I later picked up a page from Darick Robertson of art from TRANSMETROPOLITAN. It has a really nice Spider panel at the bottom. (Go ahead and look -- it's page 13 of the 23rd issue.) Darick, I should also mention, spent the time while drawing a rather nice page of Nightcrawler, talking to a mother about the state of comics today. He patiently yet passionately explained that not all comics are for children. (After reading two word balloons on a page of TRANSMET art there, she flinched and agreed with him.) He also managed to point out a couple of examples of books she might be able to enjoy, such as SANDMAN MYSTERY THEATER.
Talked to Todd DeZago at the TELLOS booth. He's another nice guy, eager to talk about his work on the new title, which is about as well put together as any comic title is these days. I listened in as he explained the necessity of doing multiple colors and Dynamic Forces editions of the book. Basically, it has to do with cheaper and free advertising. It's a game you have to play -- as annoying as it is -- to afford advertising space in books like PREVIEWS and WIZARD. Don't worry; he assured all within earshot that when the TPB comes out in a year, it will contain all the pages and alternate covers. (The deal with DFE requires one year before reprinting. It's the same sort of thing that happens with Wizard 1/2 books.)
Spent some time at the ASTRONAUTS IN TROUBLE booth with writer Larry Young and editor Mimi Rosenheim, who both autographed issue #3 for me. They're both in the category of "good people," and I'll be writing more about the book in a future column. I even ran into letterer Willie Schubert while at the table. Aren't I the name-dropper? (Well, that's the point of this column, isn't it?)
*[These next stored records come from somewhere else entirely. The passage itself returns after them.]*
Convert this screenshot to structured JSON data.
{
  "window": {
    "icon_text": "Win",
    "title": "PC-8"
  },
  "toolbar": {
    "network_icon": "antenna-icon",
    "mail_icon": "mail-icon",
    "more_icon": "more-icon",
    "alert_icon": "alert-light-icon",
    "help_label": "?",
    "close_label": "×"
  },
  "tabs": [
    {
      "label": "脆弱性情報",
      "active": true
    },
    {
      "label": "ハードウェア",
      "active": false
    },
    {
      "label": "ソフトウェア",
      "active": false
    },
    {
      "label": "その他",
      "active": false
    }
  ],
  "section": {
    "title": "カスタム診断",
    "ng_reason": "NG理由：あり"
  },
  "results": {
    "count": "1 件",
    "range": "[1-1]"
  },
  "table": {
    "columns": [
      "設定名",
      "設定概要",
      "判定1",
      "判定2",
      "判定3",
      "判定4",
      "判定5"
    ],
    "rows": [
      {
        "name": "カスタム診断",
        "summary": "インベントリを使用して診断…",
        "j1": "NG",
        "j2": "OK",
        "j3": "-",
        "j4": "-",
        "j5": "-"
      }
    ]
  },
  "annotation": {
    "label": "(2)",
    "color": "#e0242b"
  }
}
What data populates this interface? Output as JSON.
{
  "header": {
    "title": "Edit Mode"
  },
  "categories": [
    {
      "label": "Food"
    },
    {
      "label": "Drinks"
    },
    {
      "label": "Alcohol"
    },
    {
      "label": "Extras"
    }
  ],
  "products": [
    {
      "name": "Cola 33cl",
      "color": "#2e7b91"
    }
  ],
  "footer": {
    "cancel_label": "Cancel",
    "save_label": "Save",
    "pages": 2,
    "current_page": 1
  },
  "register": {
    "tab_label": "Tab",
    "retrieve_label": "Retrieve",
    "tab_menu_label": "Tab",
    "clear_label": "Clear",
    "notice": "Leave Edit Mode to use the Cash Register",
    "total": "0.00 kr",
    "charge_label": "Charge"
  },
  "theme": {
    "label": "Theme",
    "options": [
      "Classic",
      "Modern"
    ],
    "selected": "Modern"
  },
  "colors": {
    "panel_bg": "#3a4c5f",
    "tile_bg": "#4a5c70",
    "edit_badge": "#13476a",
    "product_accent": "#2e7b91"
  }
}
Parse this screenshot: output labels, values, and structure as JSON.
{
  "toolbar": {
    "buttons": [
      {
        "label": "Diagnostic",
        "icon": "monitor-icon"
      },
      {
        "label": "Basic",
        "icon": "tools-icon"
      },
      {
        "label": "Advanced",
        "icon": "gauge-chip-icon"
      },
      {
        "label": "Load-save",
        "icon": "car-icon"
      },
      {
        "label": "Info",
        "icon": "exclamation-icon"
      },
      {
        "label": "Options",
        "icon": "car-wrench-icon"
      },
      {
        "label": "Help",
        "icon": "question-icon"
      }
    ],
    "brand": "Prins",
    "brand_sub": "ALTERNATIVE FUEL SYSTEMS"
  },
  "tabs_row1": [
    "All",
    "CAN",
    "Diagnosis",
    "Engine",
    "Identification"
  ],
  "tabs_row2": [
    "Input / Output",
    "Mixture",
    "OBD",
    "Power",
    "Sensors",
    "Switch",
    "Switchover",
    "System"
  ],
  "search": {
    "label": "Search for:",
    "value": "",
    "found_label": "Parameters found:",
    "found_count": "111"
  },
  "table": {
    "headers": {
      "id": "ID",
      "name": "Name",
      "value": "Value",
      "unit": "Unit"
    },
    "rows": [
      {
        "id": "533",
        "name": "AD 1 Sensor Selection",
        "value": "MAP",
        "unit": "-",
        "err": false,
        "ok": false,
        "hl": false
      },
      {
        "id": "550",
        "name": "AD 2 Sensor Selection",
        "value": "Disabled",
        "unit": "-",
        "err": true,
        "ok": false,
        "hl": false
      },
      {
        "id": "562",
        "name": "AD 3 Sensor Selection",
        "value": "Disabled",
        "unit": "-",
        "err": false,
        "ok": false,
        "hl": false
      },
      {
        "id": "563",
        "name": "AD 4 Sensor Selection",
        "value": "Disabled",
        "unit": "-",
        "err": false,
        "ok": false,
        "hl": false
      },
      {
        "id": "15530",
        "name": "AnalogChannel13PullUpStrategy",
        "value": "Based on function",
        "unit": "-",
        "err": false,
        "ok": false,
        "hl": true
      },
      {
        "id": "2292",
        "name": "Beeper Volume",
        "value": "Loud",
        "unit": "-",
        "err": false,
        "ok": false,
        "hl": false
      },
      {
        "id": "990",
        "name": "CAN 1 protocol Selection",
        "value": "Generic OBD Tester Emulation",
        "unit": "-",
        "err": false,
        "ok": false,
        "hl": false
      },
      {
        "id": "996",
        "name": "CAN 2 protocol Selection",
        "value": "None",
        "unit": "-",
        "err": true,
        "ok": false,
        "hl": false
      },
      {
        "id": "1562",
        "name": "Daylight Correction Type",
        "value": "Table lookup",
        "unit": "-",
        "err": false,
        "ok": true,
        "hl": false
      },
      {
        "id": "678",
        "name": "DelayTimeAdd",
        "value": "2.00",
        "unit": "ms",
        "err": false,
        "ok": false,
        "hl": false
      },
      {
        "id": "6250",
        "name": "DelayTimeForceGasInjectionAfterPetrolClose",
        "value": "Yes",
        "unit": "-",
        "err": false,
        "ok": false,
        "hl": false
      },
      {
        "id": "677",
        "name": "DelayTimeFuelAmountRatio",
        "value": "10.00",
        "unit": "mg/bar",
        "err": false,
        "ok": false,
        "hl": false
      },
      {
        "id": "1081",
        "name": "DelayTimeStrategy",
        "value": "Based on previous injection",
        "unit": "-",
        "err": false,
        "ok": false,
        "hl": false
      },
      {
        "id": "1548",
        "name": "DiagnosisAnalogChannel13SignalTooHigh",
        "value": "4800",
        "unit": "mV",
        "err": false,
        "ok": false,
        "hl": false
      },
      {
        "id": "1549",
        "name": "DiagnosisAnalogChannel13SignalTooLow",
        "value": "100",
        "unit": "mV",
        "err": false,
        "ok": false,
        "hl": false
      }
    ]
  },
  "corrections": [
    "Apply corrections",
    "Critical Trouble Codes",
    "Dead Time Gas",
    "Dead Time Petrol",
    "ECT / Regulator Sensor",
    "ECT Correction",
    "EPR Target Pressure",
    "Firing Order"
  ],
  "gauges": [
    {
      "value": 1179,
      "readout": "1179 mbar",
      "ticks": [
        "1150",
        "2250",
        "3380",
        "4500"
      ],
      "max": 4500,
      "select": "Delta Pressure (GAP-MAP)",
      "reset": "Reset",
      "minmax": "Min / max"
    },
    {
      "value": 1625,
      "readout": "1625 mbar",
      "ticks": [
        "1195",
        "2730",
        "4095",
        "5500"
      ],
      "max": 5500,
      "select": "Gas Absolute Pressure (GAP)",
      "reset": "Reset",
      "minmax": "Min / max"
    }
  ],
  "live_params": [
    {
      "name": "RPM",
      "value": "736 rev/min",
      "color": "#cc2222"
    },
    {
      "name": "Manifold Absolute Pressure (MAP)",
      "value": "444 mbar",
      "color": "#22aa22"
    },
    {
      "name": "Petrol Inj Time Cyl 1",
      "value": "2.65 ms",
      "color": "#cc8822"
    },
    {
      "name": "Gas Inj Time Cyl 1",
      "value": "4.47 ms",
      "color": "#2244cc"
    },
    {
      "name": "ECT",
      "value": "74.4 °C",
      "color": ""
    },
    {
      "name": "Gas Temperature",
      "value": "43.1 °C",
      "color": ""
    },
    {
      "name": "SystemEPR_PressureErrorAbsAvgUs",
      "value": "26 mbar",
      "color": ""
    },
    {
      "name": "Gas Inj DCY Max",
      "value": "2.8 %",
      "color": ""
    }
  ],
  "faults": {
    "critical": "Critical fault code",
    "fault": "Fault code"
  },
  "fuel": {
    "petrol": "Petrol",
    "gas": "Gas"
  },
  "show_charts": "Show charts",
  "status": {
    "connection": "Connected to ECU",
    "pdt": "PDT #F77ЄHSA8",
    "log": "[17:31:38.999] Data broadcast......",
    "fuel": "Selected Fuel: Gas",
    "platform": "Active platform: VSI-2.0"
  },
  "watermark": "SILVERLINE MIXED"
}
Alas, I don't have any good stories about creators I got drunk at the bar in the hopes of getting the inside dirt from them. I'll leave that to Rich Johnston. I can't really tell you any good scandalous stories. There are a couple of funny stories that I can't get into too much detail on right now. They might be more appropriate at a later date.
And, oh yes, I did meet Rob Liefeld. But that's the subject of next Friday's column.
In the end, I can't really grouch about any of the creators I met. Maybe all the really mean and nasty ones stayed home. Some might not have been as forthcoming and extroverted as you would hope for, but none of them were mean. It was really nice to meet all these people whose work I've admired or followed in the first ten years of my comics collecting hobby. The industry might be contracting, but it seems as if it's the good folk who are staying committed.
Come back Monday for a more standard Pipeline Commentary and Review column. I have a stack of books from the past three weeks to review, some preview copies from the con to look over, and some oddball bits of commentary to throw in.
(I'm ripping off Beau for this final header.) Special thanks to Joe Torcivia and his wife, Ann, for making this trip such a breeze. For the travel arrangements. For getting my butt off the Eastern seaboard. For putting up with me when I just wanted to Get To The Con. For letting the little boy in me sit on the window seat on the flight out so I could see everything from the air for the first time.
I can't wait to do it again next year.